One was Len Hutton, perhaps England’s greatest opening batsman, who was brought up in that cradle of Yorkshire cricket at Pudsey. At the age of 16 he stopped a county game and asked the umpire to measure the pitch. True enough it was a foot too long.

Ray Illingworth, a candidate for that captain’s captain crown, reckoned Hutton was the greatest. “I was playing one of my first games for Yorkshire against Gloucestershire at Harrogate and he had me on to bowl very early,” he told me. “It was turning on the first morning and I got two wickets straight away. After three overs he takes me off and I go, ‘But I can bowl all this lot out, skipper,’ but he says, ‘No, Brian Close will get Tom Graveney with his big turn and then you can have the rest.’”

Illingworth finished off: “And that is the way it happened. I’ve seen nothing like it, before or since.”

All I will add is that young players often worship their first captain. Hutton went on to win back the Ashes in Australia, to get the best out of a young Frank Tyson by shortening his run-up and build the side that gave Peter May the basis of a great team in the 1950s and 1960s.

At the end of the 1960s and early 1970s it was Illingworth’s turn. He understood cricket and cricketers as few men have done, but he may have to lose a point or two because of his decisions over his own bowling. I mean he liked to bowl at the right time.

He also won the Ashes in Australia and a great deal of that success in 1970-1 was because of his tactical skill. Afterwards the team were relaxing on a yacht when Peter Lever, the workhorse fast medium bowler, fell overboard and had to be hauled out of the sea, more dead than alive.

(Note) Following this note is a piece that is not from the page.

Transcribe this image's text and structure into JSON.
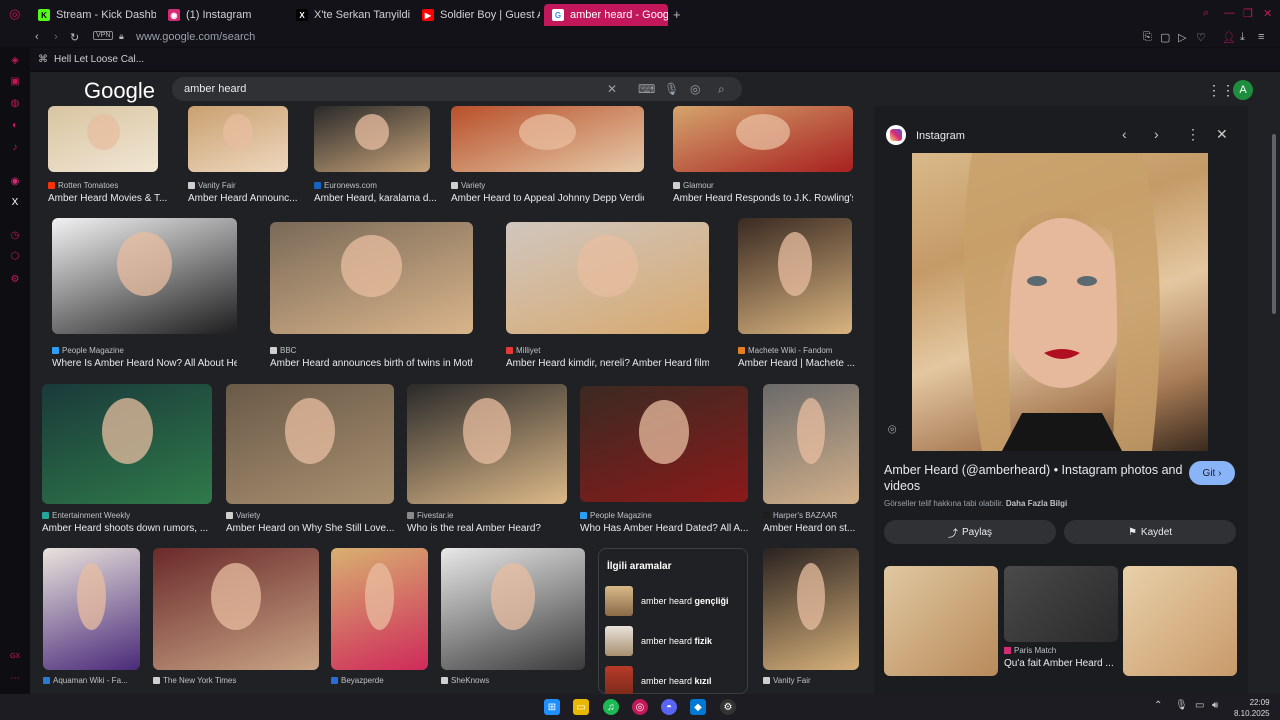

Lever was a man noted for his wry sense of humour and when he came to, with his worried team mates around him, he said: “You know I thought for a minute there that I was a goner and that the skipper might have to bowl an over into the wind.”

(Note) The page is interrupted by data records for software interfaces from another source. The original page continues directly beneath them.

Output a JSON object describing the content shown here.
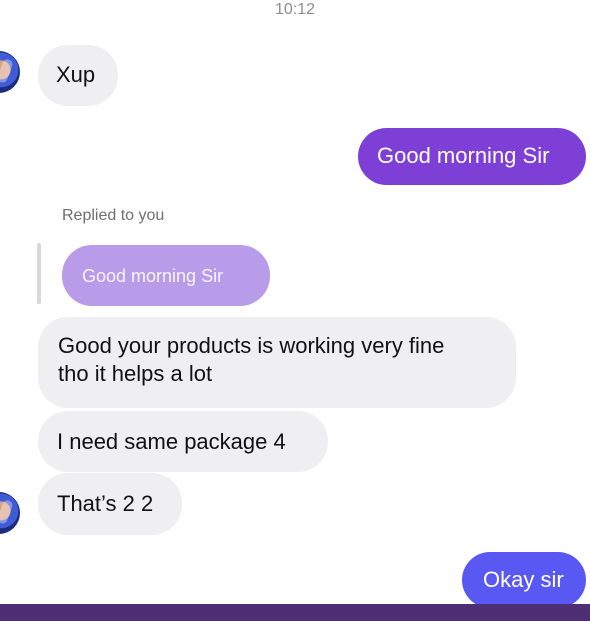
{
  "header": {
    "timestamp": "10:12"
  },
  "messages": {
    "m1": {
      "text": "Xup",
      "direction": "incoming"
    },
    "m2": {
      "text": "Good morning Sir",
      "direction": "outgoing"
    },
    "reply": {
      "label": "Replied to you",
      "quoted_text": "Good morning Sir"
    },
    "m3": {
      "line1": "Good your products is working very fine",
      "line2": "tho it helps a lot",
      "direction": "incoming"
    },
    "m4": {
      "text": "I need same package 4",
      "direction": "incoming"
    },
    "m5": {
      "text": "That’s 2 2",
      "direction": "incoming"
    },
    "m6": {
      "text": "Okay sir",
      "direction": "outgoing"
    }
  },
  "colors": {
    "incoming_bubble": "#efeff1",
    "outgoing_purple": "#7d3fd6",
    "outgoing_blue": "#5a58f2",
    "quoted_bubble": "#b89be9",
    "bottom_bar": "#4e2f75"
  },
  "icons": {
    "avatar": "avatar-icon"
  }
}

Recently, another Yorkshireman told me Michael Vaughan had shown he was “a better captain than Ricky Ponting” during the 2005 Ashes series which was a fine compliment when you consider the Ponting success rate down the years.

I have concentrated on the English skippers because I know them best but we also have to look at Hansie Cronje — a fine captain despite his crooked ways — Imran Khan, a natural leader, Mark Taylor, a master of tactics and etiquette, Clive Lloyd, whose greatness lay in his ability to unite men of various islands, Arjuna Ranatunga, who gave the Aussies a run-around and Stephen Fleming, a one-man New Zealand rescue outfit.

Oh, yes, and M. S. Dhoni, wicket-keeper, batsman and captain, who would not have lost three Tests in a row if his players had performed as well as he did.